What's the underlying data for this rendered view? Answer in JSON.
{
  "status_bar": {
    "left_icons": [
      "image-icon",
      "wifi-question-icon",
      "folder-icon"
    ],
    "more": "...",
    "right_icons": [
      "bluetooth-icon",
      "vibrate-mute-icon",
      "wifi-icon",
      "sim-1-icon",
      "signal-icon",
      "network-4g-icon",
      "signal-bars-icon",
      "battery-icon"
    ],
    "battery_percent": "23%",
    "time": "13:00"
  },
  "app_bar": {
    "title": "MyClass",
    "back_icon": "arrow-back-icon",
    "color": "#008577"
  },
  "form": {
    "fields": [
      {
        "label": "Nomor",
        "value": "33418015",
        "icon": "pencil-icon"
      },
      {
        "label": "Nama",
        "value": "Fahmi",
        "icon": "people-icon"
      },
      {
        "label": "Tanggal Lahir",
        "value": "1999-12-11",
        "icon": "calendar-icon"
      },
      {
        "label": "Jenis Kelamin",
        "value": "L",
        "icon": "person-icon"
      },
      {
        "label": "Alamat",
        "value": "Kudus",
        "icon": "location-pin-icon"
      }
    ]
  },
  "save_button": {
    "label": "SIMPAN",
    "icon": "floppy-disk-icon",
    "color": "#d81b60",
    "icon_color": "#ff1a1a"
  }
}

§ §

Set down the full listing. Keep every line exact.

What's the underlying data for this rendered view? Answer in JSON.
{
  "status_bar": {
    "left_icons": [
      "image-icon",
      "wifi-question-icon",
      "folder-icon"
    ],
    "more": "...",
    "right_icons": [
      "bluetooth-icon",
      "vibrate-mute-icon",
      "wifi-icon",
      "sim-1-icon",
      "signal-icon",
      "network-4g-icon",
      "signal-bars-icon",
      "battery-icon"
    ],
    "battery_percent": "23%",
    "time": "13:00"
  },
  "app_bar": {
    "title": "MyClass",
    "back_icon": "arrow-back-icon",
    "color": "#008577"
  },
  "form": {
    "fields": [
      {
        "label": "Nomor",
        "value": "33418015",
        "icon": "pencil-icon"
      },
      {
        "label": "Nama",
        "value": "Fahmi",
        "icon": "people-icon"
      },
      {
        "label": "Tanggal Lahir",
        "value": "1999-12-11",
        "icon": "calendar-icon"
      },
      {
        "label": "Jenis Kelamin",
        "value": "L",
        "icon": "person-icon"
      },
      {
        "label": "Alamat",
        "value": "Kudus",
        "icon": "location-pin-icon"
      }
    ]
  },
  "save_button": {
    "label": "SIMPAN",
    "icon": "floppy-disk-icon",
    "color": "#d81b60",
    "icon_color": "#ff1a1a"
  }
}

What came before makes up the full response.